"In this continuation of The Raven Boys (2012), Printz Honor Book recipient Stiefvater continues the compelling story, keeping the focus once again on the Raven Boys themselves: privileged Gansey, tortured Adam, spectral Noah, and darkly dangerous Ronan. This time, though, their quest for the legendary sleeping Welsh King, Owen Glendower, takes a backseat to a spate of secrets, dreams, and nightmares that appear to be sapping the ley line— an invisible channel of energy connecting sacred places—that runs beneath their small Virginia town. Could this be the reason that the mystical forest, Cabeswater, has inexplicably disappeared? Who is the mysterious Grey Man, and why is he searching for the Greywaren, a relic that enables its owner to steal objects from dreams? How does this involve secretive Ronan? Visceral suspense builds as the characters pursue answers to these and other questions, and a palpable sense of foreboding and danger increasingly permeate the novel. Richly written and filled with figurative language (buildings are “tidy as library books;” a “murmur of guests” attend a party; a woman looks “fresh as a newscaster”), this story of secrets and dreams, of brothers and of all-too-real magic is an absolute marvel of imagination and an irresistible invitation to wonder." - Booklist starred review

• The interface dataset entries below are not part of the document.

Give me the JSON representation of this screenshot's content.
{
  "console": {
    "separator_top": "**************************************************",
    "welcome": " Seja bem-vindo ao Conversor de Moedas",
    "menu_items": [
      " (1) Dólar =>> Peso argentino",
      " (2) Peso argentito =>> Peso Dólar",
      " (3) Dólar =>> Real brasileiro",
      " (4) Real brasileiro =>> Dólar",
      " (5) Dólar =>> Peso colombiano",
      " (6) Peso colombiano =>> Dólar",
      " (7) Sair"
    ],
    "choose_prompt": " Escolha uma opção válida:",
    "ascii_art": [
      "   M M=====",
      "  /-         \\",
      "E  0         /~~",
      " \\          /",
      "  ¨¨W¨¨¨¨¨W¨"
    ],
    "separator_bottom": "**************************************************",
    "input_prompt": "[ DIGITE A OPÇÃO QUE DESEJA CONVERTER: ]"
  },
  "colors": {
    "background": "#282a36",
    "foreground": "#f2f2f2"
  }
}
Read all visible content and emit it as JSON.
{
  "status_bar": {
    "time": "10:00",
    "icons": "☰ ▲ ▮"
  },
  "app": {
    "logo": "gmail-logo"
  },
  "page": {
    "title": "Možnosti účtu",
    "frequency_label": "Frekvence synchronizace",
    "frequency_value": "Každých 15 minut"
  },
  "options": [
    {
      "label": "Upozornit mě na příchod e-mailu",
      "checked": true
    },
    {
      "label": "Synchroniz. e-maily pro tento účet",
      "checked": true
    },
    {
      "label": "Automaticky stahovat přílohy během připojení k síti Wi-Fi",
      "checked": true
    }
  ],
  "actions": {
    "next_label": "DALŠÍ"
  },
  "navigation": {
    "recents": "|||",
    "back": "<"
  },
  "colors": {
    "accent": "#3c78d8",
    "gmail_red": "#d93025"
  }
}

"Beginning the same summer in which The Raven Boys (Scholastic, 2012) ended, The Dream Thieves is a little less about Blue Sargent and more about Gansey. Richard Campbell Gansey III (don’t call him Dick), Ronan, Adam, ghostly Noah, and Joseph Kavinsky are (or were) raven boys–students at posh Aglionby Academy in the small Virginia town of Henrietta. The writing style maintains a dark and brooding tone as Gansey continues to investigate the existence of a ley line, an invisible channel of energy, recently awakened, that may lead them to the ancient Welsh king Glendower. The complicated relationships and plot points are difficult to follow without the background from The Raven Boys. Even with the background, new characters appear: the deadly (perhaps) Gray Man, Greenmantle, and the idea of a Greywaren. Blue comes from a family of women with psychic gifts, but her gift isn’t “sight” itself but a talent for magnifying the presence of magic around her–a significant contribution where finding the ley line is concerned. Readers looking for answers won’t find them in this book. Readers who want a moody chill and appreciate an atmospheric turn of phrase (keys hang from the ignition like “ripe fruit,” a farm yard is populated with “deceased pick-up trucks”) will want to spend more time in Henrietta. Purchase where the first book is popular, and suggest the series to fans of Holly Black’s “Curse Workers” books (S & S) or to readers of grittier works such as Andrew Smith’s The Marbury Lens (2010) and Passenger (2012, both Feiwel & Friends)." - School Library Journal starred review